A single number is expected: the count of lines in the entries below that contain "total".
[Supplied information — start]
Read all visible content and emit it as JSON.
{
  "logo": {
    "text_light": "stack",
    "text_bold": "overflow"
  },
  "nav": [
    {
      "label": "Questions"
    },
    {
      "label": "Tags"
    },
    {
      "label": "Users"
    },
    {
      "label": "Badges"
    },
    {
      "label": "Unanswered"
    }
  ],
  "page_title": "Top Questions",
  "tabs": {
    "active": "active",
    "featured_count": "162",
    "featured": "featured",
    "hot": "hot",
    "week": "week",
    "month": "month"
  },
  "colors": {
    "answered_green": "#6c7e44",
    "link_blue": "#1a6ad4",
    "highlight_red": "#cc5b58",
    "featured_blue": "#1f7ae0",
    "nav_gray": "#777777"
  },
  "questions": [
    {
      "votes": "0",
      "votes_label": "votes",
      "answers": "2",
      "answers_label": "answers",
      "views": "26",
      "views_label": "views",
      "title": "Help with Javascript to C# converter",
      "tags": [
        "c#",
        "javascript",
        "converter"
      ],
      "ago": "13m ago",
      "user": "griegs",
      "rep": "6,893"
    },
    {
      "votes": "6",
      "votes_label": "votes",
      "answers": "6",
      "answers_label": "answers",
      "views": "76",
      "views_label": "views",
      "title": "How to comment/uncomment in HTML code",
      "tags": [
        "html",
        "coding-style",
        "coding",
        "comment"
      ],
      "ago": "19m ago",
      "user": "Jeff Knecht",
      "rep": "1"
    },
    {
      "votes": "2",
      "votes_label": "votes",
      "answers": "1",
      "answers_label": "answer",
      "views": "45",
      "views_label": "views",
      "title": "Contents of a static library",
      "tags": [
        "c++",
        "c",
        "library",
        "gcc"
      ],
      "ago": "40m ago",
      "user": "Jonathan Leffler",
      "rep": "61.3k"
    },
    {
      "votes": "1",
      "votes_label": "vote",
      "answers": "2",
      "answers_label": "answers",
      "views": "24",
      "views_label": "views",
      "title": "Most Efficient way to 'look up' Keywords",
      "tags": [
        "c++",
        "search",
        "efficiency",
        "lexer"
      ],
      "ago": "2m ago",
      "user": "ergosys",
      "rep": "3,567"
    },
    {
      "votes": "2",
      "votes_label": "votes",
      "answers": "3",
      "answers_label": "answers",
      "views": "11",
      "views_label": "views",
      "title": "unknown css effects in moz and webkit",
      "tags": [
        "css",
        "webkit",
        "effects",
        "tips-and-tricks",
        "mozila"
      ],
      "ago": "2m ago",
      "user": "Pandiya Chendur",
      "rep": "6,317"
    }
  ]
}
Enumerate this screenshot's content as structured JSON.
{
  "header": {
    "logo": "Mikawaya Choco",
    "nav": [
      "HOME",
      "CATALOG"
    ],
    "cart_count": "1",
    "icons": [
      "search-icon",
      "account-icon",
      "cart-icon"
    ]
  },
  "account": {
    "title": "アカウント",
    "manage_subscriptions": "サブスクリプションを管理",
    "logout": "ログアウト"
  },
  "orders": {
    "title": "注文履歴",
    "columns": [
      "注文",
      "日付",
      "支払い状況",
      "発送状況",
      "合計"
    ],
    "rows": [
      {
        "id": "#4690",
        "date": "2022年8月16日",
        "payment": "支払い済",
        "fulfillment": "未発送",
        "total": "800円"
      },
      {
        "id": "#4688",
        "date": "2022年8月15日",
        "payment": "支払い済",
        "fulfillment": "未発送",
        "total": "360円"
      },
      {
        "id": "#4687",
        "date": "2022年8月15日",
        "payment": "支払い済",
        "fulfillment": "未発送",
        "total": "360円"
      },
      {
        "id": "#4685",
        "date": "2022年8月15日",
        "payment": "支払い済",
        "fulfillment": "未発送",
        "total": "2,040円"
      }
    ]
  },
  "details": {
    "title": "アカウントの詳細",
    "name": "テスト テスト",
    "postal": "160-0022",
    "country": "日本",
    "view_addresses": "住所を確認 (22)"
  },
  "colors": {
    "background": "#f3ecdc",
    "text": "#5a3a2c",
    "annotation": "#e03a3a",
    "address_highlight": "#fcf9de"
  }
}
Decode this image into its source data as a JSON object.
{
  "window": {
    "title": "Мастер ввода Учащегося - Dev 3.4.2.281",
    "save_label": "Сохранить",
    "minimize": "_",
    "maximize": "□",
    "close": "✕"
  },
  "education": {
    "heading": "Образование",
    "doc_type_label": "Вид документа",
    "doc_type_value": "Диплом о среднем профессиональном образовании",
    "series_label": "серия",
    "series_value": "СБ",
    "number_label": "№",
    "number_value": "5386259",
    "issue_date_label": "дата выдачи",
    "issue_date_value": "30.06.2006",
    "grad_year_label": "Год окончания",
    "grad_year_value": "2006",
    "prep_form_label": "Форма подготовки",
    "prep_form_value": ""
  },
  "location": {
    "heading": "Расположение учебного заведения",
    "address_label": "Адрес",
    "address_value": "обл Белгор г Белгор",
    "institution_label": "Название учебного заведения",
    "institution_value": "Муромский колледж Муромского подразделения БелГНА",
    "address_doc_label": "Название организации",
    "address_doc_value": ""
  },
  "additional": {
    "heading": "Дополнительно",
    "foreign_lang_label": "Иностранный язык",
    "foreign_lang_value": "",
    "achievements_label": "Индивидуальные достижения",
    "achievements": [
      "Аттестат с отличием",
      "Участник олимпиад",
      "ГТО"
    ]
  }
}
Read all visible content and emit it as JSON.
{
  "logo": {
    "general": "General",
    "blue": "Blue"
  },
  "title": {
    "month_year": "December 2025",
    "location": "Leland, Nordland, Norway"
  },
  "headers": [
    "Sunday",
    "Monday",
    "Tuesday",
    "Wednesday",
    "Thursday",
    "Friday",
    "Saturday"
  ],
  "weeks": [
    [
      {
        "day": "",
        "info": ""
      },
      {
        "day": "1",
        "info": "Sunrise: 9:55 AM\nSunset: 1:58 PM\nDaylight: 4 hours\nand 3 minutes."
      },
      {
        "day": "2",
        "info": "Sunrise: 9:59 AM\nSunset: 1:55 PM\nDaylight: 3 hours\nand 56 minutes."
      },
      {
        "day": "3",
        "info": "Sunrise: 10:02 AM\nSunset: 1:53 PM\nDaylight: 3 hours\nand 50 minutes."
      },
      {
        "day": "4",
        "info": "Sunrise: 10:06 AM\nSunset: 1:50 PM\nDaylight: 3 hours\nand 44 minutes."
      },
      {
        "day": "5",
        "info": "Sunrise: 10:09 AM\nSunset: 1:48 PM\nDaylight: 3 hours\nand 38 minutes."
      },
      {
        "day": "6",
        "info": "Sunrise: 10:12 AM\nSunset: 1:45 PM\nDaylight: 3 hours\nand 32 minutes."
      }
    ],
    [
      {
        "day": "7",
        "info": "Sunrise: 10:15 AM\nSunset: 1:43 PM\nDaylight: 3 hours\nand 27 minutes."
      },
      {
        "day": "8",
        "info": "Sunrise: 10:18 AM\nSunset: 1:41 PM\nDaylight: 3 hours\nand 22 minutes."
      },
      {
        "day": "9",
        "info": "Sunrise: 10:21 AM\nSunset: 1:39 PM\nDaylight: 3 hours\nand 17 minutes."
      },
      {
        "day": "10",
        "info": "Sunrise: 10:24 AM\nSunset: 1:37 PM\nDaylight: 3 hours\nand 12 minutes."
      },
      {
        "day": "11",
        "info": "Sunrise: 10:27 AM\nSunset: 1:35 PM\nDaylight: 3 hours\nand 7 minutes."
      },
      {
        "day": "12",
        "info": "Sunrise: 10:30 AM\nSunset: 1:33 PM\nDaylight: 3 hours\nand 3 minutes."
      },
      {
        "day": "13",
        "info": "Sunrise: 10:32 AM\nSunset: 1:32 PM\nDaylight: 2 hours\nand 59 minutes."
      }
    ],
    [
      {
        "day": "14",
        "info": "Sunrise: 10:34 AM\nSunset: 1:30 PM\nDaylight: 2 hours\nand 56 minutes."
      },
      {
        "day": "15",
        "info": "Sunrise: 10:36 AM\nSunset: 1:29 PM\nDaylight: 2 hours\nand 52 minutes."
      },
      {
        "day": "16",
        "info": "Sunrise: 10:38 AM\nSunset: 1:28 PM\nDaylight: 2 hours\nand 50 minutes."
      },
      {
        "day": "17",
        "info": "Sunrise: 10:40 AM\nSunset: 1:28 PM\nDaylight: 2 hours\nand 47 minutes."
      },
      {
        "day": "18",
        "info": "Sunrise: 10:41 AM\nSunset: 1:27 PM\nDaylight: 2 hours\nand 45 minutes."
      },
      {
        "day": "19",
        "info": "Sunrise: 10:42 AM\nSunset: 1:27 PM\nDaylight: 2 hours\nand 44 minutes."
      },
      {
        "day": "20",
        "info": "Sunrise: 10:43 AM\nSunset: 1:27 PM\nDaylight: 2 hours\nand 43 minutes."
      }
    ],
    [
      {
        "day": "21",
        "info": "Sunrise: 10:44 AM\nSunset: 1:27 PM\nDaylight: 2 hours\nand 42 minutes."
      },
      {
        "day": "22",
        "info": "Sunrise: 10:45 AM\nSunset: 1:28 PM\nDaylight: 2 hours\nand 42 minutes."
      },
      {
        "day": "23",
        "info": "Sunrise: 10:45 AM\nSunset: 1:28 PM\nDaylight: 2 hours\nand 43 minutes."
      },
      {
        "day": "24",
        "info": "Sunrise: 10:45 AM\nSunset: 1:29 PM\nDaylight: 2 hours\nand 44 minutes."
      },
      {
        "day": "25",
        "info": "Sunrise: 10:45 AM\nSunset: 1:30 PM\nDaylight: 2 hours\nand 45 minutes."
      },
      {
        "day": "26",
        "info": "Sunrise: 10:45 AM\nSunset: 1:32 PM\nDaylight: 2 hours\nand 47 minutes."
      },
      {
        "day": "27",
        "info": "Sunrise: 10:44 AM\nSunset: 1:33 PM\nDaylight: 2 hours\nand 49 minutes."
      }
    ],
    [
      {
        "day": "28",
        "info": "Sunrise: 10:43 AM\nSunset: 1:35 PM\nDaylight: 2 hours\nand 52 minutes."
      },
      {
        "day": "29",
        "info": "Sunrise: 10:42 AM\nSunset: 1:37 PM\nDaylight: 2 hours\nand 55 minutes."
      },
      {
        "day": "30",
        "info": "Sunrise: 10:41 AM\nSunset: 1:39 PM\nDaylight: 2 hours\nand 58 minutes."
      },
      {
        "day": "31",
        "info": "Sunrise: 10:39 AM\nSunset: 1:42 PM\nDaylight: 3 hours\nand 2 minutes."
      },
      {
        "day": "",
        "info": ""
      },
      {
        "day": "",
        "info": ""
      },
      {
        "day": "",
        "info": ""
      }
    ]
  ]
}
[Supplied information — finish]
Expected output:
4